You inform me that you are going to England, your native country, on a visit, and expect that many enquiries will be made by your friends and relations relative to Texas, and as to the encouragement that is given by this government to emigrants and in order that you may be enabled to answer them correctly you wish me to give you a memorandum on the subject—

In complyance with this request I herewith hand you a pamphlet which contains translations of the colonization laws now in force— you will find the national law on the 40th and 41st pages numbered 20, and the law of the State of coahuila and Texas on pages 42, to 48—it is numbered 21, and commences at the bottom of page 41.— The State law is the one which prescribes the quantity of land each settler is to get and the mode of issuing the titles, The instructions to the commissioners on pages 55. 56. 57. and 58. also clearly explain the mode of issuing the titles etc—

It will be seen by examining the state law above mentioned that a league of land and a "Labor" can be granted to each family, and the quarter of that quantity to single men— A Mexican league is equal to four thousand four hundred and twenty eight acres english measure— A Labor is equal to 177 acres— The whole cost of a league of land including surveying, office fees and what has to be paid to the Government under the 22d article of the state law, will not exceed about four cents pr acre, and a considerable portion of this is payable in instalments—

By a new contract which I have lately made with the Government in which I have taken Mr S. M. Williams in as a partner, We are authorised to introduce eight hundred European families, and settle them on the vacant land within the limits of and adjoin- ing my other colonies which are completed, The new emigrants therefore who now come, will not have to settle in a wilderness, destitute of supplies as the first emigrants did, but on the contrary, they come to a country abounding in provisions, and in all that is necessary to make them comfortable By the existing laws of the Mexican Govt.
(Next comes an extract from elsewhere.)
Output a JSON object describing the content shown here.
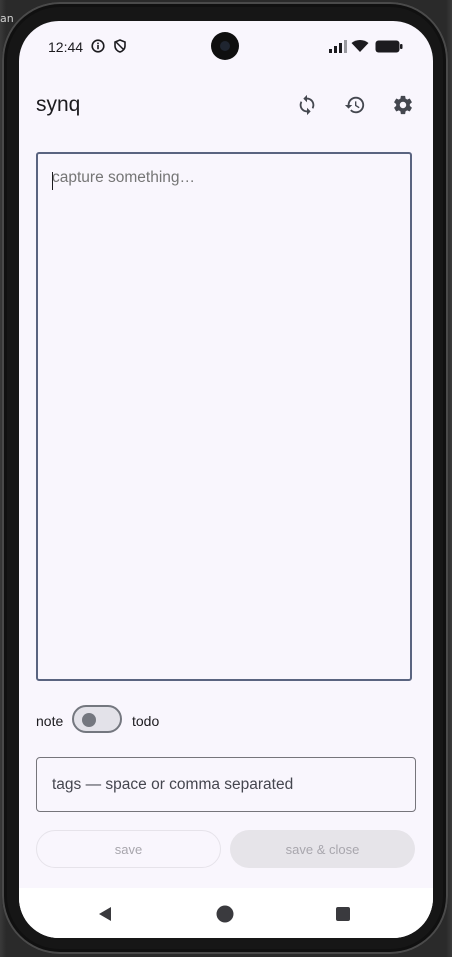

Europeans are prefered to North Americans, and no people would be better received than the subjects of Great Britain, for no nation is on more friendly terms with the Mexican Government

English farmers, and capitalists would greatly benefit themselves by a removal to Texas— The industrious and economical habits of the former, would advance their fortunes rapidly by agriculture, and the capital of the latter invested in Manufactories, Agriculture, or commerce would yield them an immense interest— There certainly never was such an opening on earth for european emigrants, as is now presented in Texas, for it will be remembered that they are not compelled to settle in Austin's colony unless they chuse to do so, but can settle in other parts of Texas—it will also be rememberd that no money is required of the settler, untill he has actually recd, his title from the commissioner of the Govt, duly appointed for that purpose—no one can get a title without an actual removal of his family to the country. By the constitution and laws of this nation slavery is forever prohibited within the mexican territory, emigrants from England would therefore do well to bring a number of laborers and white servants, bound under written contracts specifying their wages and the term for which they had engaged—such contracts will be binding and enforced in this country. It would be a good plan to bring out a number of Dutch, Belgian or German families as laborers. It is thought by some that they would be much more easily managed and more profitable, than either english, irish, or scotch laborers

Emigrants will be required to produce evidence of their good moral character, respectable standing, and industrious and sober habits, from the judicial or civil authority of the country they remove from, which must be properly authenticated to avoid frauds and impositions, without this indispensable requisite, land will not be granted to them as settlers—.

On their arrival in this country, those who wish to settle under the [last] contract of Austin and Williams, must apply to one of those persons in this place, and report himself with a list of his family and present his documents of recommendation, and also his passport from the mexican consul of the port where he saild from

[Stephen F. Austin.]

San Felipe de Austin 5th December 1831